▶ _Entries from a dataset of interfaces_
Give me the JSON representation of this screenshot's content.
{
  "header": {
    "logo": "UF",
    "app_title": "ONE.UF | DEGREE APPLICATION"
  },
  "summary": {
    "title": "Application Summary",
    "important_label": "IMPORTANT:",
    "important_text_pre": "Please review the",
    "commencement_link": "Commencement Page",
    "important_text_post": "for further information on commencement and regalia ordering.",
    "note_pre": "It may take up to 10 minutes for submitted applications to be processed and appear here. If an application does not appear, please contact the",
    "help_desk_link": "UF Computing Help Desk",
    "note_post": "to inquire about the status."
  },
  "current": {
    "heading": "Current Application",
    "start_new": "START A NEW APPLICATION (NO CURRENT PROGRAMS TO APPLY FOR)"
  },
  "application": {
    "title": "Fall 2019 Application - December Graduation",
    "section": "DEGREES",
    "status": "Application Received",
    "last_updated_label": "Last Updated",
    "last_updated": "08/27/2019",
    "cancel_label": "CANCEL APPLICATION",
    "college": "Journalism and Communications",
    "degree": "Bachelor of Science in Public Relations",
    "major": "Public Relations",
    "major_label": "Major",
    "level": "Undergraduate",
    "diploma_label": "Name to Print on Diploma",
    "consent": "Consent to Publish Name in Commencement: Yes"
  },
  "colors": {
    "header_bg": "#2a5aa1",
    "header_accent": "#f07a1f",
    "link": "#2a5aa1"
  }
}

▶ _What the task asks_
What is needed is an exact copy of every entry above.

▶ _Response_
Give me the JSON representation of this screenshot's content.
{
  "header": {
    "logo": "UF",
    "app_title": "ONE.UF | DEGREE APPLICATION"
  },
  "summary": {
    "title": "Application Summary",
    "important_label": "IMPORTANT:",
    "important_text_pre": "Please review the",
    "commencement_link": "Commencement Page",
    "important_text_post": "for further information on commencement and regalia ordering.",
    "note_pre": "It may take up to 10 minutes for submitted applications to be processed and appear here. If an application does not appear, please contact the",
    "help_desk_link": "UF Computing Help Desk",
    "note_post": "to inquire about the status."
  },
  "current": {
    "heading": "Current Application",
    "start_new": "START A NEW APPLICATION (NO CURRENT PROGRAMS TO APPLY FOR)"
  },
  "application": {
    "title": "Fall 2019 Application - December Graduation",
    "section": "DEGREES",
    "status": "Application Received",
    "last_updated_label": "Last Updated",
    "last_updated": "08/27/2019",
    "cancel_label": "CANCEL APPLICATION",
    "college": "Journalism and Communications",
    "degree": "Bachelor of Science in Public Relations",
    "major": "Public Relations",
    "major_label": "Major",
    "level": "Undergraduate",
    "diploma_label": "Name to Print on Diploma",
    "consent": "Consent to Publish Name in Commencement: Yes"
  },
  "colors": {
    "header_bg": "#2a5aa1",
    "header_accent": "#f07a1f",
    "link": "#2a5aa1"
  }
}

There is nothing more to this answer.